The best marker to know that it is time to move your child into a booster seat is if he/she has outgrown his/her harness seat. You could tell that your child has outgrown the seat if his/her shoulders already reach the top of the seat harness slots and the top of his/her ears are at the same level with the top of the seat.
Is Your Child Mature Enough for a Booster Seat?
This question might confuse you, but besides physical maturity, your child must also be mature when it comes to his/her behavior. Since the booster seat has fewer contact points compared to a harness seat, he/she will have a bit more freedom in moving.
Children who like to slouch down, lean in different directions, play with the belt, and reach things with his/her hands would be safer to stay in a harness seat that can accommodate his height and weight. The lessened restriction that kids get in a booster seat can predispose them to get distracted with other things and go out of the proper sitting posture.
The bottom line is there is no exact age to declare when your child is capable of properly behaving in a booster seat. Each child has a unique personality. Therefore, it is safer to observe him/her longer before using a booster.
If you’re thinking of using a backless booster seat for your child, make sure that he/she can sit upright on his/her own. Backless boosters are also more ideal for vehicles that have high seat backs so that the child still has a head and neck support.
How Car Seats Work
As we have mentioned earlier, the primary purpose of a car seat is to properly hold your child using its harness (or your vehicle’s seat belt) to prevent him/her from propelling off the seat in case of an impact. Both harness seats and boosters also provide the correct restraints on a child so that the force of the impact during an accident gets properly distributed across the pelvis and rib cage (strong bones.) In other words, boosters make seat belts as effective to children as they are to adults, while harness seats act as the child’s seat belts.

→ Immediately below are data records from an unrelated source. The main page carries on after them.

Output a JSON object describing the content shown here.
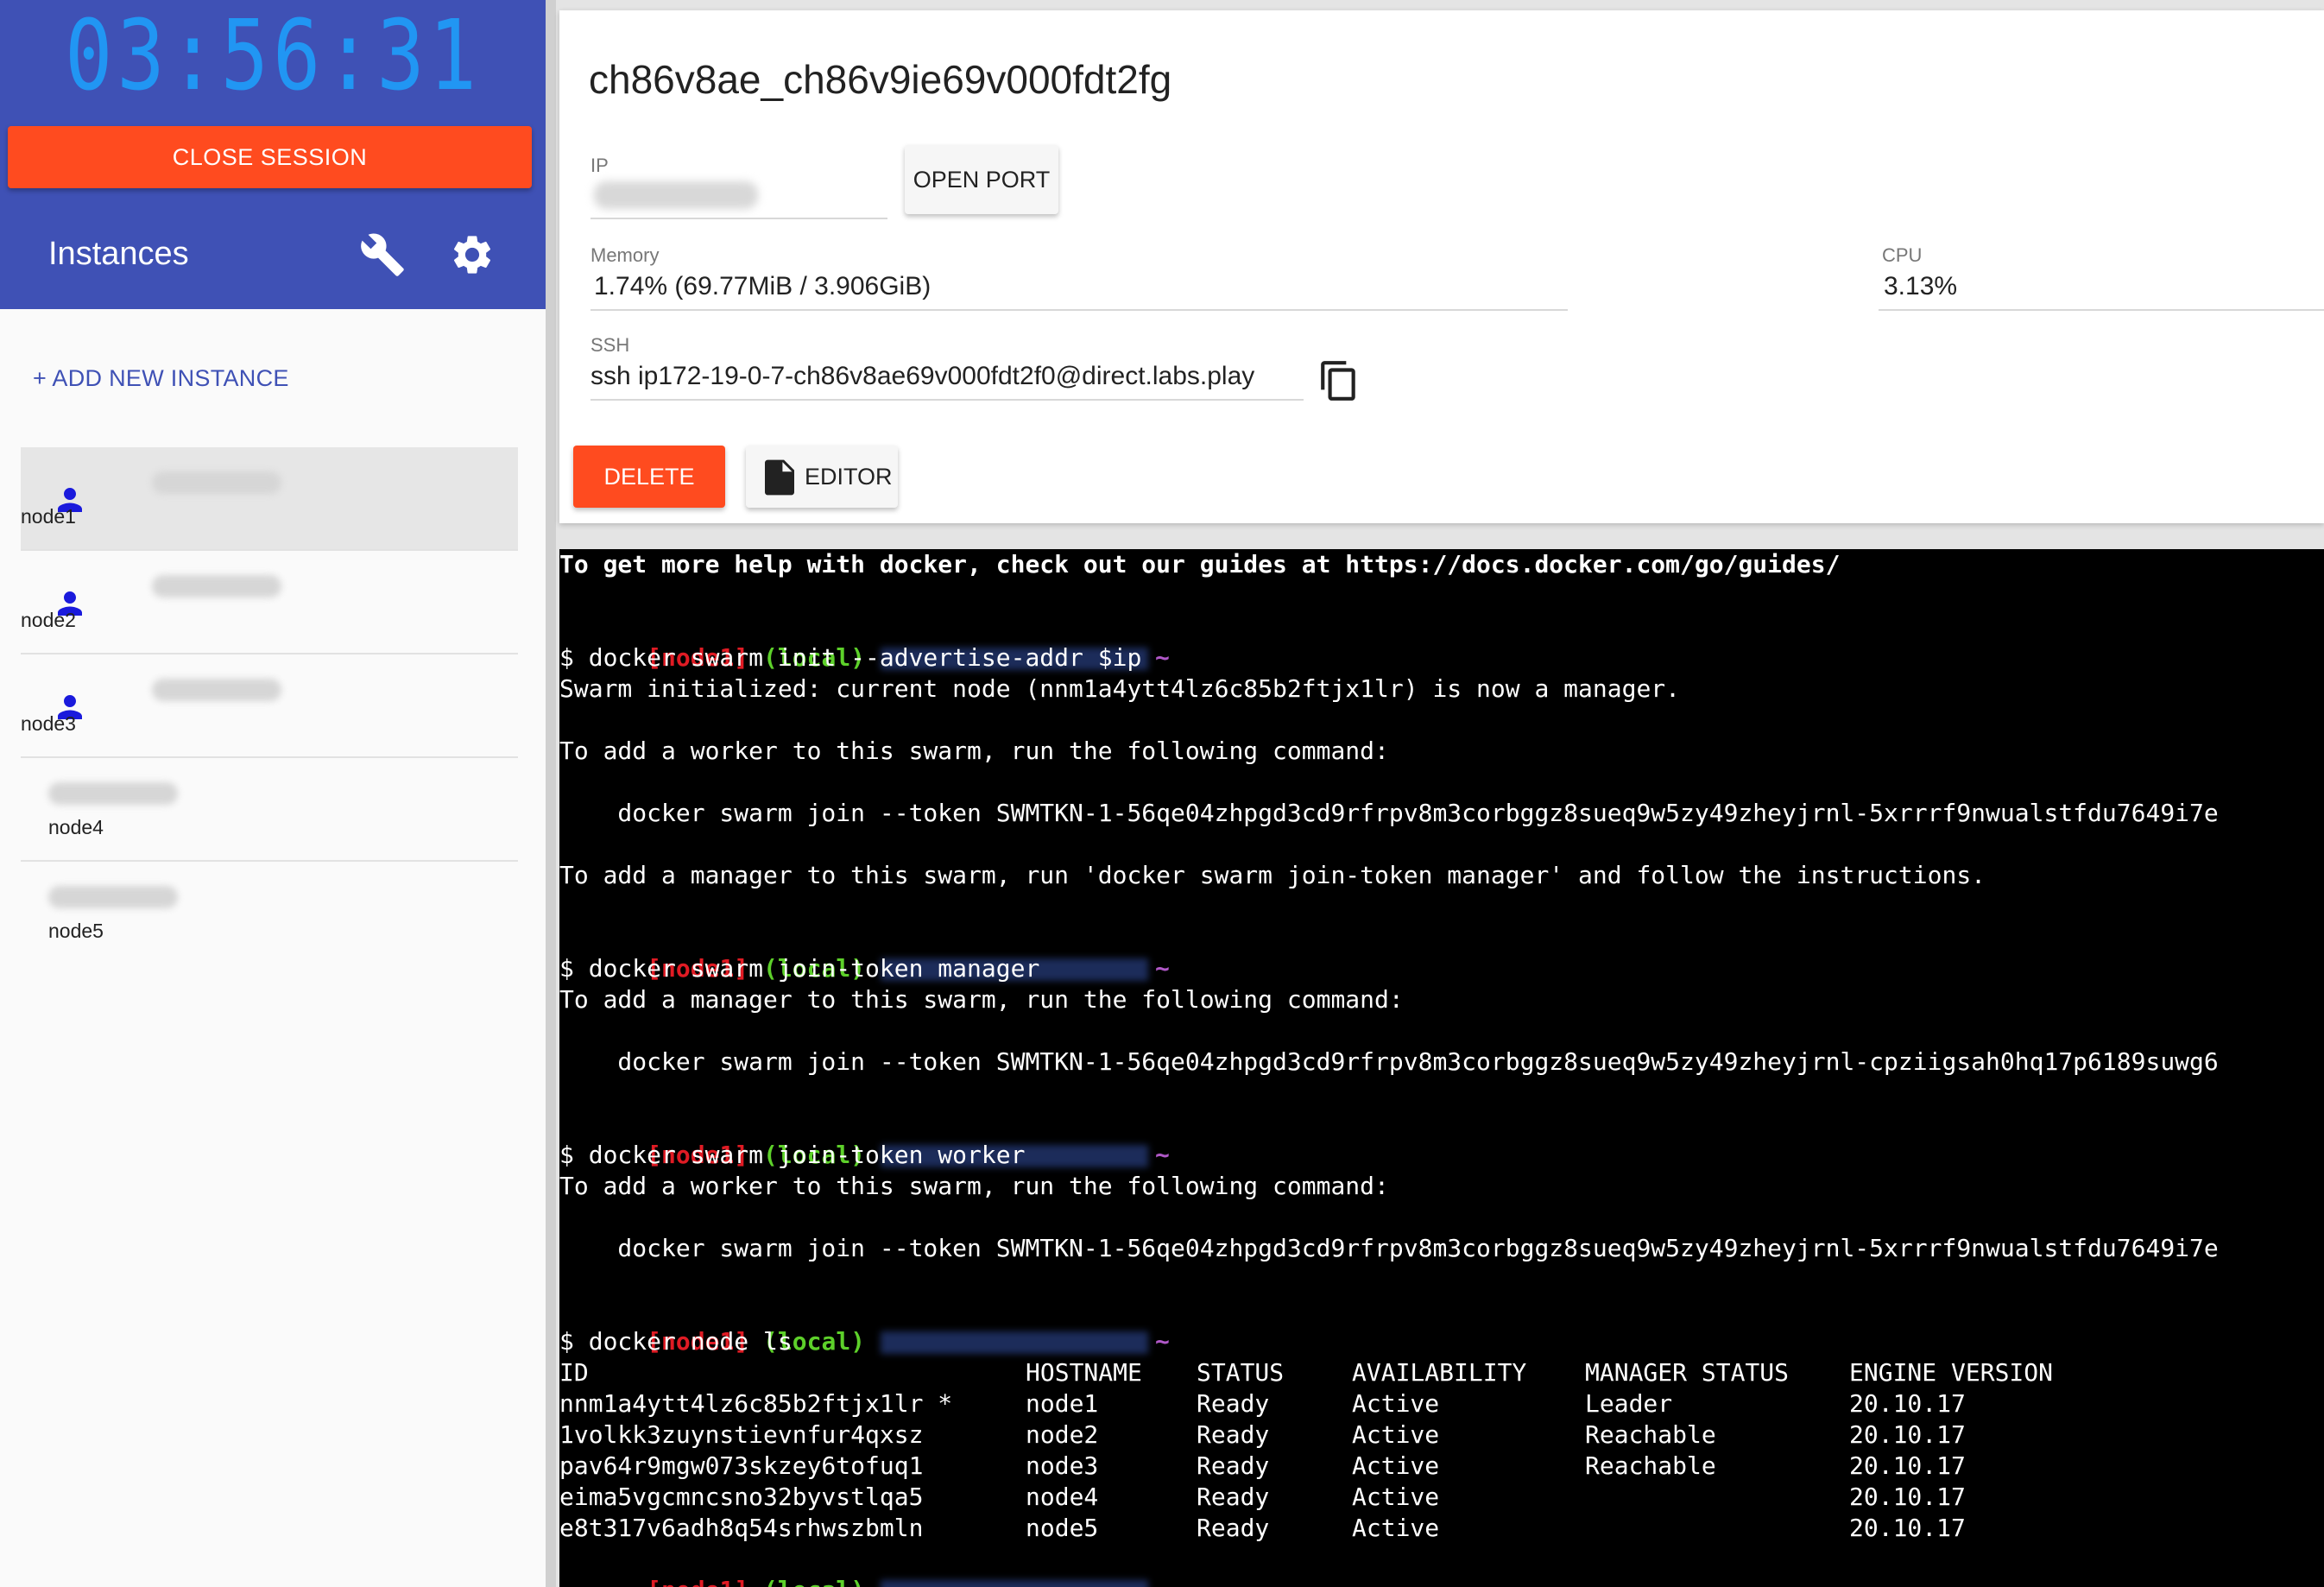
{
  "session": {
    "timer": "03:56:31",
    "close_label": "CLOSE SESSION"
  },
  "sidebar": {
    "title": "Instances",
    "add_label": "+ ADD NEW INSTANCE",
    "instances": [
      {
        "name": "node1",
        "icon": "person-icon",
        "active": true
      },
      {
        "name": "node2",
        "icon": "person-icon",
        "active": false
      },
      {
        "name": "node3",
        "icon": "person-icon",
        "active": false
      },
      {
        "name": "node4",
        "icon": null,
        "active": false
      },
      {
        "name": "node5",
        "icon": null,
        "active": false
      }
    ]
  },
  "instance": {
    "title": "ch86v8ae_ch86v9ie69v000fdt2fg",
    "ip_label": "IP",
    "open_port_label": "OPEN PORT",
    "memory_label": "Memory",
    "memory_value": "1.74% (69.77MiB / 3.906GiB)",
    "cpu_label": "CPU",
    "cpu_value": "3.13%",
    "ssh_label": "SSH",
    "ssh_value": "ssh ip172-19-0-7-ch86v8ae69v000fdt2f0@direct.labs.play",
    "delete_label": "DELETE",
    "editor_label": "EDITOR"
  },
  "terminal": {
    "prompt": {
      "node": "[node1]",
      "local": "(local)",
      "tilde": "~"
    },
    "lines": {
      "help": "To get more help with docker, check out our guides at https://docs.docker.com/go/guides/",
      "cmd1": "$ docker swarm init --advertise-addr $ip",
      "out1": "Swarm initialized: current node (nnm1a4ytt4lz6c85b2ftjx1lr) is now a manager.",
      "out2": "To add a worker to this swarm, run the following command:",
      "out3": "    docker swarm join --token SWMTKN-1-56qe04zhpgd3cd9rfrpv8m3corbggz8sueq9w5zy49zheyjrnl-5xrrrf9nwualstfdu7649i7e",
      "out4": "To add a manager to this swarm, run 'docker swarm join-token manager' and follow the instructions.",
      "cmd2": "$ docker swarm join-token manager",
      "out5": "To add a manager to this swarm, run the following command:",
      "out6": "    docker swarm join --token SWMTKN-1-56qe04zhpgd3cd9rfrpv8m3corbggz8sueq9w5zy49zheyjrnl-cpziigsah0hq17p6189suwg6",
      "cmd3": "$ docker swarm join-token worker",
      "out7": "To add a worker to this swarm, run the following command:",
      "out8": "    docker swarm join --token SWMTKN-1-56qe04zhpgd3cd9rfrpv8m3corbggz8sueq9w5zy49zheyjrnl-5xrrrf9nwualstfdu7649i7e",
      "cmd4": "$ docker node ls",
      "last_prompt_dollar": "$"
    },
    "node_table": {
      "headers": [
        "ID",
        "HOSTNAME",
        "STATUS",
        "AVAILABILITY",
        "MANAGER STATUS",
        "ENGINE VERSION"
      ],
      "rows": [
        [
          "nnm1a4ytt4lz6c85b2ftjx1lr *",
          "node1",
          "Ready",
          "Active",
          "Leader",
          "20.10.17"
        ],
        [
          "1volkk3zuynstievnfur4qxsz",
          "node2",
          "Ready",
          "Active",
          "Reachable",
          "20.10.17"
        ],
        [
          "pav64r9mgw073skzey6tofuq1",
          "node3",
          "Ready",
          "Active",
          "Reachable",
          "20.10.17"
        ],
        [
          "eima5vgcmncsno32byvstlqa5",
          "node4",
          "Ready",
          "Active",
          "",
          "20.10.17"
        ],
        [
          "e8t317v6adh8q54srhwszbmln",
          "node5",
          "Ready",
          "Active",
          "",
          "20.10.17"
        ]
      ]
    }
  },
  "colors": {
    "sidebar_header": "#3f51b5",
    "timer": "#2196f3",
    "accent_red": "#ff4b1f",
    "prompt_red": "#e01b24",
    "prompt_green": "#5dd02a",
    "prompt_purple": "#b058c8"
  }
}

But for car seats to work effectively and safely, you should always follow the seat’s guidelines and never transition your child too early on the next car seat stage.
Car Seat Reminders
The Centers for Disease Control And Prevention (CDC) recommends that children younger than 13 years should always sit on the back seat. The reason for this is because the pressure from the inflating airbags on the front passenger side can hurt them or cause them to propel towards hard places in the car.
You should also never neglect reading your car seat model guidelines to make sure you have properly secured it into your vehicle. It should be stable, and the harness or seat belt is on the correct positions on your child’s body.
For a rear-facing seat, the harness straps should go below the child’s shoulder. In contrast, the harness straps should go above the child’s shoulder in a forward-facing seat.
Proper Seat Belt Fit
The shoulder portion of the seat belt should cross the middle of the child’s shoulder and chest, while the lap portion of the belt should sit comfortably on the child’s upper thighs. You should also never see any twists throughout the belt.
Bonus Question: Is My Child Ready for a Seat Belt?
As we have mentioned over and over throughout this article, there is no need to rush your child to use any car seat stage. However, if you think your child is ready to lose his/her booster seat, make sure that your child has met all of these requirements:
- He/she can sit upright throughout the trip, even during sleep.
- The shoulder portion of the belt isn’t rubbing on his/her neck.
- The lap portion of the belt sits snugly on top of his/her thighs and not on his/her stomach.
- Your child’s knees are bending comfortably at the edge of the vehicle’s seat during sitting.
- Your child can sit with his/her back against the seat.
- Your child can maintain all of these requirements for the whole car ride.
Overall, having a car seat and restraining your child’s movements are incredibly effective in reducing the risk of fatality during an accident. For these seats to perform their best, it is up to you to ensure that your child is using the proper car seat stage for him/her and is meeting all the requirements by the seat model.
Lastly, you should always check every attachments, fittings, and lock, before driving out with your child.